Successful interpretation of this experience would necessarily cover the intrusive aspects of the experience, but may also feature more engaging aspects of the experience such as the use of sniffer dogs. A digital portal could provide audio visual and other material that may particularly appeal to children and school groups. 

Museums, Collections & Archives

National Archives of Australia, ACT

Parliamentary papers and other documents such as policy documents and minutes of committee regarding aviation security.


People & Organisations


The government statutory body that is responsible for regulating civil aviation.



[i] ‘Convention on International Civil Aviation Done at Chicago on the 7th Day of December 1944’, http://www.icao.int/publications/Doicuments/7300_orig.pdf accessed 7 March 2014, Preamble. The Convention was signed on Australia’s behalf by Arthur S. Drakeford, Minister for Air and Minister for Civil Aviation.

[ii] Ruwantissa Abeyratne, Convention on International Civil Aviation: A commentary, Springer, Chann, 2014, np (near footnote 74 in body).

[iii] Trans-Australia Airlines Museum, ‘TAA Sky Jacking’, http://www.taamuseum.org.au/MuseumFront/Museum_5.html accessed 7 March 2014.

[iv] See <travelsecure.infrastructure.gov.au/bodyscanners/faq.aspx> accessed 7 March 2014.

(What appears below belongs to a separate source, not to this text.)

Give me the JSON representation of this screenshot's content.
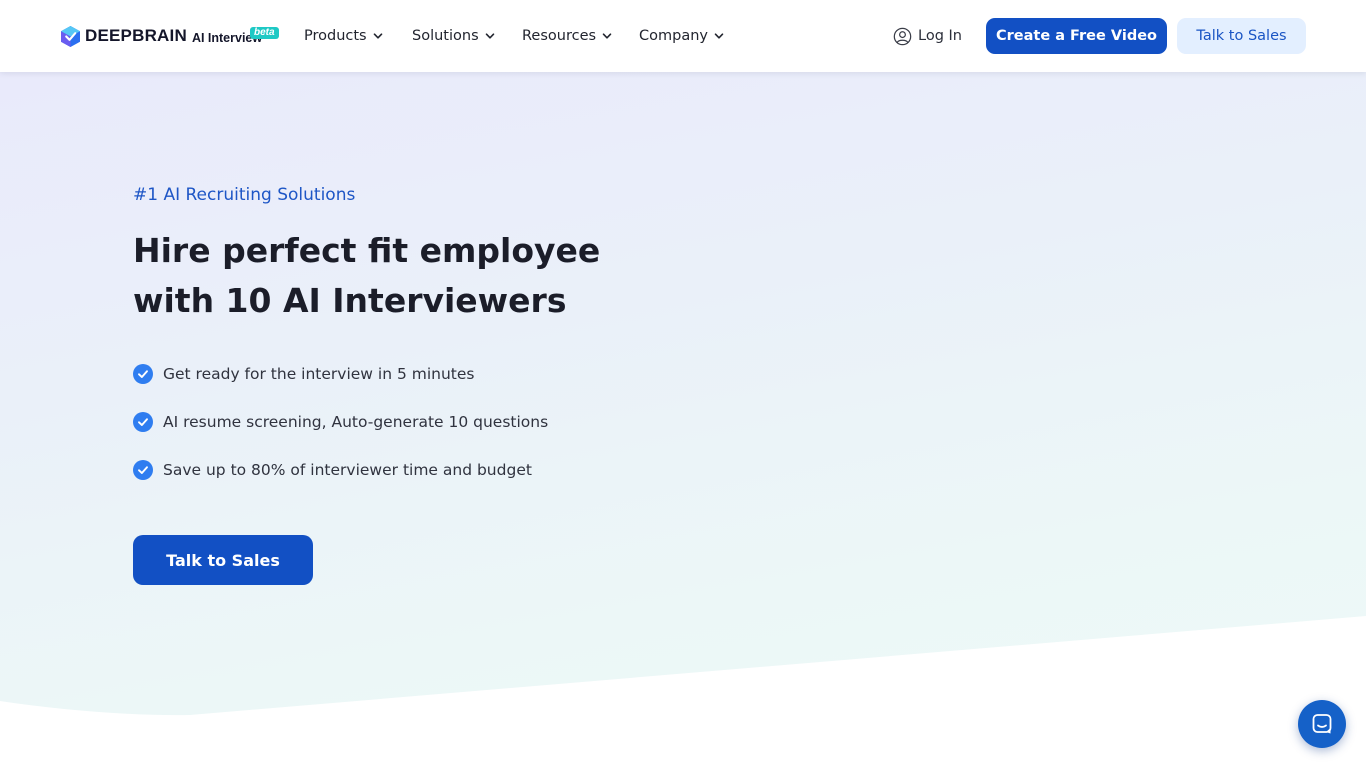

[i] ‘Convention on International Civil Aviation Done at Chicago on the 7th Day of December 1944’, accessed 7 March 2014, <http://www.icao.int/publications/Doicuments/7300_orig.pdf>, Preamble. The Convention was signed on Australia’s behalf by Arthur S. Drakeford, Minister for Air and Minister for Civil Aviation.

[ii] Webb, E., 2012, “Crew battles mid-air terrorist Alex Hildebrandt in hijacking of TAA flight 408, in 1960s trials”, Herald Sun October 25th, accessed 14th June 2014, < http://www.heraldsun.com.au/news/law-order/crew-fights-back-mid-air-terrorist-alex-hildebrandt-in-hijacking-of-taa-flight-408/story-fnat7jnn-1226502591369 >